Pupils of Kweikuma Metro Authority (M/A) Basic School in Kweikuma, a suburb of Sekondi, in the Sekondi-Takoradi metropolis of the Western Region, study in constant fear as the compound and surroundings of the school floods anytime it rains.
The situation, which has persisted for over a decade, has affected the school’s enrolment as most parents have withdrawn their wards to the nearby schools for fear of any misfortune.
The highest class has about twenty pupils whilst other classrooms have been closed and given to churches who have assisted the school in various ways.
Against this backdrop, they have made a passionate appeal to the metro authority, the Ghana Education Service (GES), corporate organisations, individuals and benevolent institutions to come to their aid.
A visit to the school by Weekend Today revealed that that the school was situated at a flood-prone area and therefore gets flooded even with the slightest downpour.
At the time this reporter got to the school, the down floors of the school which houses the Kindergarten (KG) pupils had been inundated with flood waters.
And this also included rooms for the student-teachers who are doing their teaching practice.
Weekend Today further observed that the area lacked proper drainage system whereas the bridge leading to the school’s compound had collapsed, allowing running water to overflow its banks and meandering its way to the school compound and the classrooms.
The JHS block, our reporter discovered, had no drain behind, a situation which allowed flood water to forcibly find its way through the doors flooding the classrooms.
Meanwhile, the paper found out that drain at the back of the primary block was too small to contain the volume of running water since the school was in a valley.

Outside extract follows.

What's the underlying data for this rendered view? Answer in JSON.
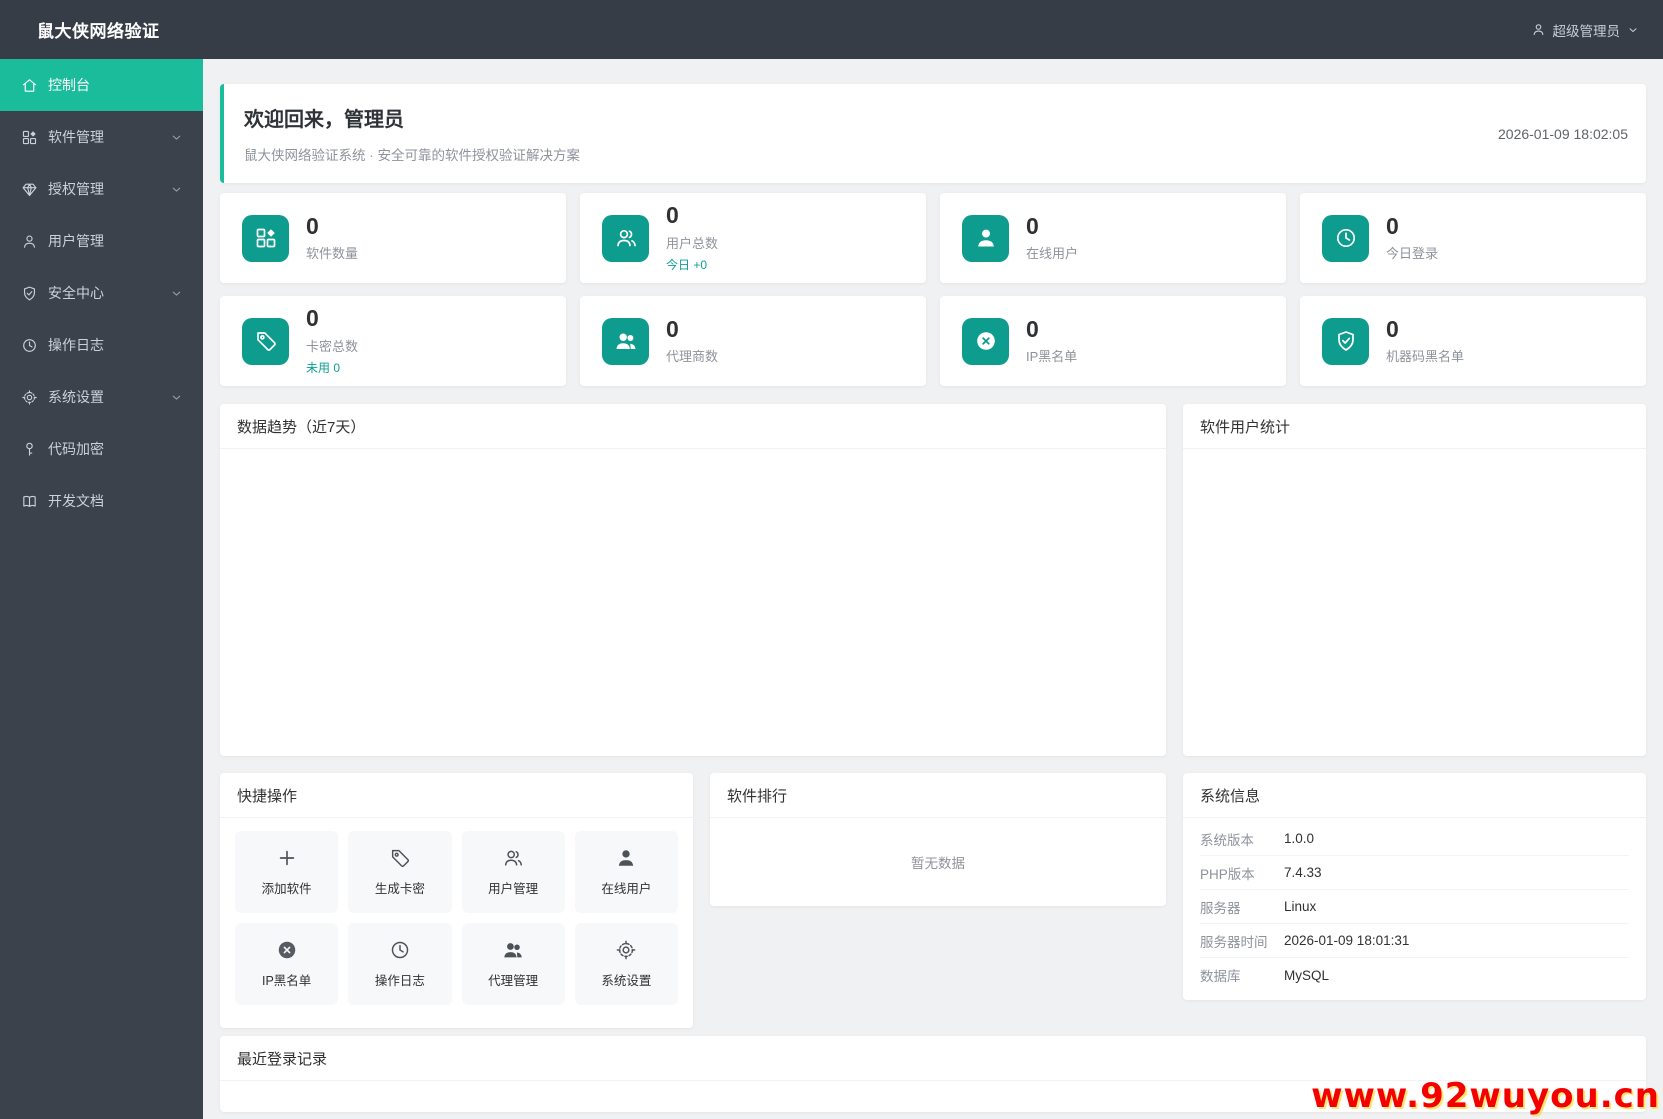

When Weekend Today contacted the Parent-Teacher Association (PTA) Chairman of the school, Acquah Harrison, lamented that all efforts to get the metro authority, the Ghana Education Service and other corporate organisations to come to their aid has yielded no result.
According to him, parents of the few children left at the school were not comfortable anytime the weather threatens to rain in that the school would get flooded and their little ones could cross the bridge home, leaving them to their fate.
The situation, he said, was also affecting teaching and learning badly, leading to poor academic performance of the children despite frantic efforts by the teachers.
He said the school needed a fence wall to prevent residents from turning the school’s toilet into a public toilet and to reduce the amount of water that passes through it.
The compound, he further suggested, needed to be filled while stressing the need for proper drains to be constructed at the back of the school building to direct some of the water that finds its way to the school.
By Seth Ameyaw Danquah, Kweikuma, Sekondi, Western Region